Chapter 1: Malcolm Fraser
The following text is part of a short biographical essay written by journalist and author Dr Margaret Simons. Use the navigation bar or the 'Next' and 'Previous' links below to view other parts of the essay. Chapter 1 comprises the full essay.
Malcolm Fraser lost power after calling an early election in 1983. There were a number of factors – the economy was in poor shape, having been hit hard by the second oil shock which followed the Iranian Revolution in 1979; the drought; and a wave of industrial disputes at home.

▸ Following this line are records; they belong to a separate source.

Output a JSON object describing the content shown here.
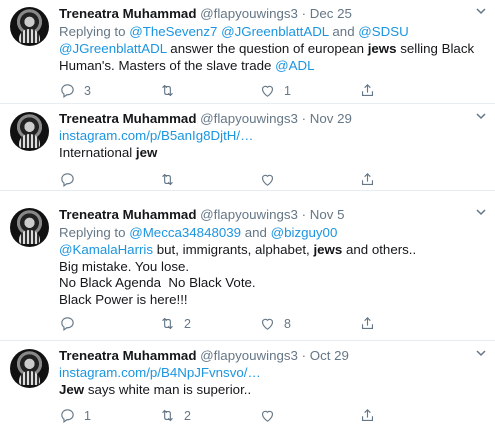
{
  "tweets": [
    {
      "name": "Treneatra Muhammad",
      "handle": "@flapyouwings3",
      "sep": "·",
      "date": "Dec 25",
      "reply_prefix": "Replying to ",
      "reply_1": "@TheSevenz7",
      "reply_2": "@JGreenblattADL",
      "reply_and": " and ",
      "reply_3": "@SDSU",
      "body_mention": "@JGreenblattADL",
      "body_t1": " answer the question of european ",
      "body_bold": "jews",
      "body_t2": " selling Black",
      "body_t3": "Human's. Masters of the slave trade ",
      "body_mention2": "@ADL",
      "replies": "3",
      "retweets": "",
      "likes": "1"
    },
    {
      "name": "Treneatra Muhammad",
      "handle": "@flapyouwings3",
      "sep": "·",
      "date": "Nov 29",
      "link": "instagram.com/p/B5anIg8DjtH/…",
      "body_t1": "International ",
      "body_bold": "jew",
      "replies": "",
      "retweets": "",
      "likes": ""
    },
    {
      "name": "Treneatra Muhammad",
      "handle": "@flapyouwings3",
      "sep": "·",
      "date": "Nov 5",
      "reply_prefix": "Replying to ",
      "reply_1": "@Mecca34848039",
      "reply_and": " and ",
      "reply_2": "@bizguy00",
      "body_mention": "@KamalaHarris",
      "body_t1": " but, immigrants, alphabet, ",
      "body_bold": "jews",
      "body_t2": " and others..",
      "line2": "Big mistake. You lose.",
      "line3": "No Black Agenda  No Black Vote.",
      "line4": "Black Power is here!!!",
      "replies": "",
      "retweets": "2",
      "likes": "8"
    },
    {
      "name": "Treneatra Muhammad",
      "handle": "@flapyouwings3",
      "sep": "·",
      "date": "Oct 29",
      "link": "instagram.com/p/B4NpJFvnsvo/…",
      "body_bold": "Jew",
      "body_t1": " says white man is superior..",
      "replies": "1",
      "retweets": "2",
      "likes": ""
    }
  ]
}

The country seemed to be at war with itself, and in this Fraser, who had never developed the trick of being loved by the electorate, seemed to be a divisive figure, particularly when contrasted with the former head of the Australian Council of Trade Unions, Bob Hawke, who had entered politics amid enormous popularity and with the reputation of an industrial peacemaker.
Fraser thought he could beat Labor leader Bill Hayden, but he knew that Hawke was a different matter. This was part of the reason he called the election early – but on the same day that Fraser went to see the Governor-General, Hawke was made Labor leader. The campaign began with Fraser 11 per cent behind in the polls, and he was never ahead. His time as Prime Minister came to an end on election night, 5 March 1983.
A month later, he resigned from Parliament. He hoped that by leaving politics, he would make it possible for the Liberal Party to make a fresh start. He had advised leadership rivals John Howard and Andrew Peacock to work together – that the party needed them both. In fact, the Liberal Party was to enter a long period of division and leadership turmoil that would keep it from government until 1996.